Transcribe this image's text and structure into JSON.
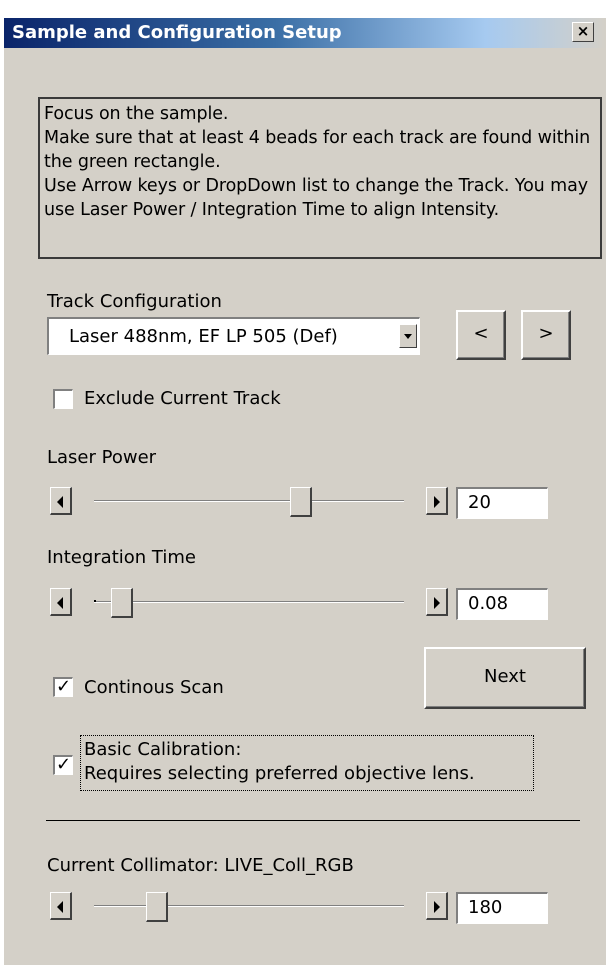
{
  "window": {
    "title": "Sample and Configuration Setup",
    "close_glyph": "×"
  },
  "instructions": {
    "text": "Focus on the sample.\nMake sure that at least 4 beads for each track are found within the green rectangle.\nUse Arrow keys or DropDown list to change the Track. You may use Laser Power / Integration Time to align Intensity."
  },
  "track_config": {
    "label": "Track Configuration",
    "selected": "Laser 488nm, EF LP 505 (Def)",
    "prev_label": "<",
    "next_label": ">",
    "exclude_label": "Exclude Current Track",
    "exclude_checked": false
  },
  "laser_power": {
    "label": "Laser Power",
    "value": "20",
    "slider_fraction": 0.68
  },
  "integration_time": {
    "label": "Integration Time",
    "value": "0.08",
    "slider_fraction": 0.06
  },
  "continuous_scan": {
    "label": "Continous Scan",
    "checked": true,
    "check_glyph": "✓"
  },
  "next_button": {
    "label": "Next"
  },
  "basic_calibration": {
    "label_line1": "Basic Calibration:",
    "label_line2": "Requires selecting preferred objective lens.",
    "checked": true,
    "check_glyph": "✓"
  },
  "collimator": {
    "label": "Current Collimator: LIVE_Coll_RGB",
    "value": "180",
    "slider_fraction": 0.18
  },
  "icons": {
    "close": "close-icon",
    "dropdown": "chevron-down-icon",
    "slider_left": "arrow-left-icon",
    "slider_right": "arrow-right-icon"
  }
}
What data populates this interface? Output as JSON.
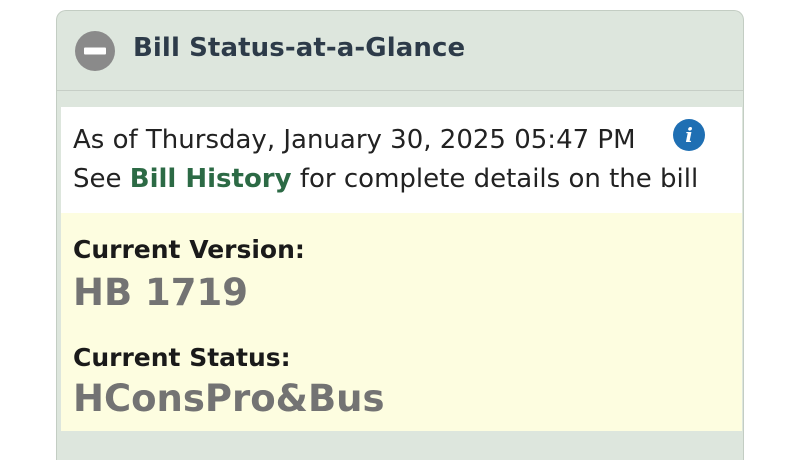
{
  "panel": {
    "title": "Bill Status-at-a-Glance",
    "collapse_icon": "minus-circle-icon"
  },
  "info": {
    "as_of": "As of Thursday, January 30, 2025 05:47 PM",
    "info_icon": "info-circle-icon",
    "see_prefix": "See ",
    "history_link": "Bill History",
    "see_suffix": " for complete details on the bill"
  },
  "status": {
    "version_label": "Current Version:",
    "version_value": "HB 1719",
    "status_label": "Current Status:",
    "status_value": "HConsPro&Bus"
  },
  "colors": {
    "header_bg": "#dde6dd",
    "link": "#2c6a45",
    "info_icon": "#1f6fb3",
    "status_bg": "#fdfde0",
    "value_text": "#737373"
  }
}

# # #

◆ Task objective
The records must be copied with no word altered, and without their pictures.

◆ Written response
Transcribe this image's text and structure into JSON.
{
  "window": {
    "title": "Sample and Configuration Setup",
    "close_glyph": "×"
  },
  "instructions": {
    "text": "Focus on the sample.\nMake sure that at least 4 beads for each track are found within the green rectangle.\nUse Arrow keys or DropDown list to change the Track. You may use Laser Power / Integration Time to align Intensity."
  },
  "track_config": {
    "label": "Track Configuration",
    "selected": "Laser 488nm, EF LP 505 (Def)",
    "prev_label": "<",
    "next_label": ">",
    "exclude_label": "Exclude Current Track",
    "exclude_checked": false
  },
  "laser_power": {
    "label": "Laser Power",
    "value": "20",
    "slider_fraction": 0.68
  },
  "integration_time": {
    "label": "Integration Time",
    "value": "0.08",
    "slider_fraction": 0.06
  },
  "continuous_scan": {
    "label": "Continous Scan",
    "checked": true,
    "check_glyph": "✓"
  },
  "next_button": {
    "label": "Next"
  },
  "basic_calibration": {
    "label_line1": "Basic Calibration:",
    "label_line2": "Requires selecting preferred objective lens.",
    "checked": true,
    "check_glyph": "✓"
  },
  "collimator": {
    "label": "Current Collimator: LIVE_Coll_RGB",
    "value": "180",
    "slider_fraction": 0.18
  },
  "icons": {
    "close": "close-icon",
    "dropdown": "chevron-down-icon",
    "slider_left": "arrow-left-icon",
    "slider_right": "arrow-right-icon"
  }
}
What data populates this interface? Output as JSON.
{
  "panel": {
    "title": "Bill Status-at-a-Glance",
    "collapse_icon": "minus-circle-icon"
  },
  "info": {
    "as_of": "As of Thursday, January 30, 2025 05:47 PM",
    "info_icon": "info-circle-icon",
    "see_prefix": "See ",
    "history_link": "Bill History",
    "see_suffix": " for complete details on the bill"
  },
  "status": {
    "version_label": "Current Version:",
    "version_value": "HB 1719",
    "status_label": "Current Status:",
    "status_value": "HConsPro&Bus"
  },
  "colors": {
    "header_bg": "#dde6dd",
    "link": "#2c6a45",
    "info_icon": "#1f6fb3",
    "status_bg": "#fdfde0",
    "value_text": "#737373"
  }
}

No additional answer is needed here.